Your task> In the records below, find each line holding the word "icon" and copy it.

Dataset records>

-- -- --

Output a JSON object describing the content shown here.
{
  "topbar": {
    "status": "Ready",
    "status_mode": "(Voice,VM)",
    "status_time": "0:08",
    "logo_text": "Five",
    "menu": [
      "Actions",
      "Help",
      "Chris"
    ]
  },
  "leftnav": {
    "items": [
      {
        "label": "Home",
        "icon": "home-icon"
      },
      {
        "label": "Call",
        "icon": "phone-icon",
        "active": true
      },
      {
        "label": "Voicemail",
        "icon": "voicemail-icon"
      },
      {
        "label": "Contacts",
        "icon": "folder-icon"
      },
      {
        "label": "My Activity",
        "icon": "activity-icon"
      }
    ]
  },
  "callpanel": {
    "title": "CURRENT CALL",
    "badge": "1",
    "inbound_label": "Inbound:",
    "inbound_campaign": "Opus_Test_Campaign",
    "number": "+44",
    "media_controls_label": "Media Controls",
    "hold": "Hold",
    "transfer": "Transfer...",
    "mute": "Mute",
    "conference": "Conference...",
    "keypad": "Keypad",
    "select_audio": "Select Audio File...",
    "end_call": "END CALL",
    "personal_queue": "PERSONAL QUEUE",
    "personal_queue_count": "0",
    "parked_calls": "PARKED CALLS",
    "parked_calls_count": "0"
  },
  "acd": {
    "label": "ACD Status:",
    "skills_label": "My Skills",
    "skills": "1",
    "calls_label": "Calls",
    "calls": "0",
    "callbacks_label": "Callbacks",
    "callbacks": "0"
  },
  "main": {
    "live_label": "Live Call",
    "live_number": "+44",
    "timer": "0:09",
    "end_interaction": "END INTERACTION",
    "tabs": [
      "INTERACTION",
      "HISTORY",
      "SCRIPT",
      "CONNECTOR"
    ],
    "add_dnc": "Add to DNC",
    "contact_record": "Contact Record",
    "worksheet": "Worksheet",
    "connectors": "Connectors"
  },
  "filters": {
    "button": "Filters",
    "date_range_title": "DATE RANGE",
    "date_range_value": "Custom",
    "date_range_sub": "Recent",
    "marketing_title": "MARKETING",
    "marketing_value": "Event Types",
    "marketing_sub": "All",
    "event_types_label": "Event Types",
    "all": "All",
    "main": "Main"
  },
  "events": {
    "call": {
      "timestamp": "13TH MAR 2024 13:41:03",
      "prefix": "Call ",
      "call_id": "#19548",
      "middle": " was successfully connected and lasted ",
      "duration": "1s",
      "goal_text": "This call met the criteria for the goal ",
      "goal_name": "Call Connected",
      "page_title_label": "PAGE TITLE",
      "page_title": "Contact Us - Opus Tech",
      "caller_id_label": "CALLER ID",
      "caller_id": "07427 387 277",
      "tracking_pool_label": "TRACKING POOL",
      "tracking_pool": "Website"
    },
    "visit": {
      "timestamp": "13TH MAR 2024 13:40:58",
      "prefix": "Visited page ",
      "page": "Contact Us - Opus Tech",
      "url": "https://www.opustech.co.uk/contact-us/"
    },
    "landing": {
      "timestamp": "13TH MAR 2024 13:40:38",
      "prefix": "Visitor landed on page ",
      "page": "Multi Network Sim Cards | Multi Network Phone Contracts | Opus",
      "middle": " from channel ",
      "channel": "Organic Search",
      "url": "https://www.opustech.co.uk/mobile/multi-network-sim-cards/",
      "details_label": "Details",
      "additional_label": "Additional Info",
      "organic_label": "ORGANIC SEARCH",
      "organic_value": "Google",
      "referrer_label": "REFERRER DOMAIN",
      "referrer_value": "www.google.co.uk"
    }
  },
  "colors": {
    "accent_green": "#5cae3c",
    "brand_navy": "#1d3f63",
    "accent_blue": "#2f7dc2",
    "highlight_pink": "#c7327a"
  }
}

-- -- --

Response for this exercise>
        "icon": "home-icon"
        "icon": "phone-icon",
        "icon": "voicemail-icon"
        "icon": "folder-icon"
        "icon": "activity-icon"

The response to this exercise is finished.